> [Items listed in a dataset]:
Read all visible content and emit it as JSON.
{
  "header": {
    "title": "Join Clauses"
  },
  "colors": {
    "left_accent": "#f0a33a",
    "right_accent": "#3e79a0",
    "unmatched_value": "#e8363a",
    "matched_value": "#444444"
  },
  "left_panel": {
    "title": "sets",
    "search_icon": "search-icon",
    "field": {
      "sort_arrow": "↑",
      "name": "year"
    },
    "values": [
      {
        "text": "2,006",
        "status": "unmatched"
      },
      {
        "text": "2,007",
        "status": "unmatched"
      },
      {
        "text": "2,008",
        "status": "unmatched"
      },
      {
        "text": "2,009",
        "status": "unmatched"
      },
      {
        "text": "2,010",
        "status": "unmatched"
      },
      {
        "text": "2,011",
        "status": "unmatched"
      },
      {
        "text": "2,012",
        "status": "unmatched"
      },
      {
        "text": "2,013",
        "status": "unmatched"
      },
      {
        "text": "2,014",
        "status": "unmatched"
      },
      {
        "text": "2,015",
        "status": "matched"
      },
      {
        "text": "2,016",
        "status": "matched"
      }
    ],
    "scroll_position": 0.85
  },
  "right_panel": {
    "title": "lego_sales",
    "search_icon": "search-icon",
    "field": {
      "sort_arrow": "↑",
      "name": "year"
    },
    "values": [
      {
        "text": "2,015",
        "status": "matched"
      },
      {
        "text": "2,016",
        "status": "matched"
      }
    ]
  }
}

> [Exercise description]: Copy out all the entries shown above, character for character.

> [Final answer]:
Read all visible content and emit it as JSON.
{
  "header": {
    "title": "Join Clauses"
  },
  "colors": {
    "left_accent": "#f0a33a",
    "right_accent": "#3e79a0",
    "unmatched_value": "#e8363a",
    "matched_value": "#444444"
  },
  "left_panel": {
    "title": "sets",
    "search_icon": "search-icon",
    "field": {
      "sort_arrow": "↑",
      "name": "year"
    },
    "values": [
      {
        "text": "2,006",
        "status": "unmatched"
      },
      {
        "text": "2,007",
        "status": "unmatched"
      },
      {
        "text": "2,008",
        "status": "unmatched"
      },
      {
        "text": "2,009",
        "status": "unmatched"
      },
      {
        "text": "2,010",
        "status": "unmatched"
      },
      {
        "text": "2,011",
        "status": "unmatched"
      },
      {
        "text": "2,012",
        "status": "unmatched"
      },
      {
        "text": "2,013",
        "status": "unmatched"
      },
      {
        "text": "2,014",
        "status": "unmatched"
      },
      {
        "text": "2,015",
        "status": "matched"
      },
      {
        "text": "2,016",
        "status": "matched"
      }
    ],
    "scroll_position": 0.85
  },
  "right_panel": {
    "title": "lego_sales",
    "search_icon": "search-icon",
    "field": {
      "sort_arrow": "↑",
      "name": "year"
    },
    "values": [
      {
        "text": "2,015",
        "status": "matched"
      },
      {
        "text": "2,016",
        "status": "matched"
      }
    ]
  }
}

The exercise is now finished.